The answer? We need Gun Lending Libraries just as we now have Book Lending Libraries. This would immediately raise the number of law-abiding citizens carrying weapons as we drive, go to school, shop, relax and work. And this would make our community a lot safer. Right?
Absolutely! That is a brilliant idea! People could borrow different weapons to try out until they found the one(s) best suited for them. And better still, if you had a Holster Annex people could try out different holsters until they found ones that worked, thus avoiding the dreaded holster drawer phenomenon.
Our safety would be further enhanced if these Gun Libraries follow our Virginia Gun Show rules: No Questions Asked. None.
Huh, I guess Bob has never actually been to a gun show, otherwise he would know that every law that applies outside the show applies inside. If a FFL holder was selling guns “no questions asked” s/he would quickly (and possibly violently) be shut down by our gunwalking friends at the ATF.

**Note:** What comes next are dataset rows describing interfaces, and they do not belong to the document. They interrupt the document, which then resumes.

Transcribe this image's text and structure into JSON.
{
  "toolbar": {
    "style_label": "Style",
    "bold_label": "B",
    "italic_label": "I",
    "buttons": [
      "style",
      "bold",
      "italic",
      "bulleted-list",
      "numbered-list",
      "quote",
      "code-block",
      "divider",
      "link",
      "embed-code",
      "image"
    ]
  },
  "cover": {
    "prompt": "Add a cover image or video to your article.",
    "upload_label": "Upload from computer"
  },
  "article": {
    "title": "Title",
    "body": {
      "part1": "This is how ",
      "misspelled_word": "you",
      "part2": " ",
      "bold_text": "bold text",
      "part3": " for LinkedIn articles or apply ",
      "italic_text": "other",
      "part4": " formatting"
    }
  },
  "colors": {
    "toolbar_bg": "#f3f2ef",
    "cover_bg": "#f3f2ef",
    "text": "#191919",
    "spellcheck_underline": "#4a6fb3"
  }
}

Not that selling or loaning guns under that policy wouldn’t be a good idea; after all, if someone can’t be trusted with a firearm, then they can’t be trusted without a custodian. *sigh* Baby steps, Bob, baby steps.
So very many of our public services are being cut. But few of those ‘services’ have been addressing our gun deficit, anyway.
Okay, I’m not exactly sure what Bob means by services addressing the gun deficit, but he is correct; all over the country police departments are experiencing cutbacks, so it just makes sense to encourage people to borrow guns if they can’t afford to buy them.
It’s so nice to see that some reporters/editorialists actually have a grasp on self-defense realities.